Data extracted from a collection
BEGIN

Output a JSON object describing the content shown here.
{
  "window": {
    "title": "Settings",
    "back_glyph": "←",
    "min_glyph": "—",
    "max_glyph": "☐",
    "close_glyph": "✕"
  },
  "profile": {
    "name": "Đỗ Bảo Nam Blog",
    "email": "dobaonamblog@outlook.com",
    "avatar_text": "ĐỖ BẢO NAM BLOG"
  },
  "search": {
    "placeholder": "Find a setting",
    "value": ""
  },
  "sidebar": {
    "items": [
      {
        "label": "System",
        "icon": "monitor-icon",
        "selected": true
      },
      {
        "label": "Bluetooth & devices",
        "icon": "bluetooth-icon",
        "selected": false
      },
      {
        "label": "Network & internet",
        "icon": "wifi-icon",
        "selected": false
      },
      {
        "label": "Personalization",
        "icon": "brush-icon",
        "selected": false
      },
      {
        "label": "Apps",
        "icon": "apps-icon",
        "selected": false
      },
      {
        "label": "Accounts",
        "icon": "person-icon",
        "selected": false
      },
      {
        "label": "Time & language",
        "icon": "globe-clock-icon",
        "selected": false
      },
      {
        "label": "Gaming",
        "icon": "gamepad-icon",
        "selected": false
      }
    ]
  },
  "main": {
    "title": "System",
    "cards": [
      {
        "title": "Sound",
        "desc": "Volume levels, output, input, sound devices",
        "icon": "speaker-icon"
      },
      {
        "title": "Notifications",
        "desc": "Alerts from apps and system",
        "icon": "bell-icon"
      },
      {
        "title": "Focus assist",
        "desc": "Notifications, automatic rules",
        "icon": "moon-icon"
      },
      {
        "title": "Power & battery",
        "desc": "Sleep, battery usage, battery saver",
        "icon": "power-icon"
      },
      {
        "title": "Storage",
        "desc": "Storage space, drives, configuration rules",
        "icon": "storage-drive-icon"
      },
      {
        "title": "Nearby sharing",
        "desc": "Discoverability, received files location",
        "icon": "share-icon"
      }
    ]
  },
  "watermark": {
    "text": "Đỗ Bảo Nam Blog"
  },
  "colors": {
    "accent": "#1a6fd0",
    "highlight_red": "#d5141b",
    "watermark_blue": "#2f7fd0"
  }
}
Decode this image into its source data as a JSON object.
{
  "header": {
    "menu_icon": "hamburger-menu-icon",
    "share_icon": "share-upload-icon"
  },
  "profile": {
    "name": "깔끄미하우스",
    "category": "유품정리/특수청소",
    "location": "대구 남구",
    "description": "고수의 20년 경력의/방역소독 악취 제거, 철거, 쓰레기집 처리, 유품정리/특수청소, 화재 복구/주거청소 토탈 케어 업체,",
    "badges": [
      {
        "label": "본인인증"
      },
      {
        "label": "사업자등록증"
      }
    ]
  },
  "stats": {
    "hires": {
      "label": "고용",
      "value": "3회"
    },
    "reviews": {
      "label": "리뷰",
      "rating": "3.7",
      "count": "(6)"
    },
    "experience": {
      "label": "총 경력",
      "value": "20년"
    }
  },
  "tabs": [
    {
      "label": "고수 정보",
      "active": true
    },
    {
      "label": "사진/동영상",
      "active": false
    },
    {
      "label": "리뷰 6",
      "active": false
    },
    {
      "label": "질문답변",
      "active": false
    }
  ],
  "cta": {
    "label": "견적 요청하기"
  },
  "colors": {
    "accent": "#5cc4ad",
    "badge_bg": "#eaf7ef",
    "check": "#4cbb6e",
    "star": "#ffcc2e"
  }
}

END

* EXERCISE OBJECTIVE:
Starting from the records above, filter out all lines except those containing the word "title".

* WRITTEN ANSWER:
    "title": "Settings",
    "title": "System",
        "title": "Sound",
        "title": "Notifications",
        "title": "Focus assist",
        "title": "Power & battery",
        "title": "Storage",
        "title": "Nearby sharing",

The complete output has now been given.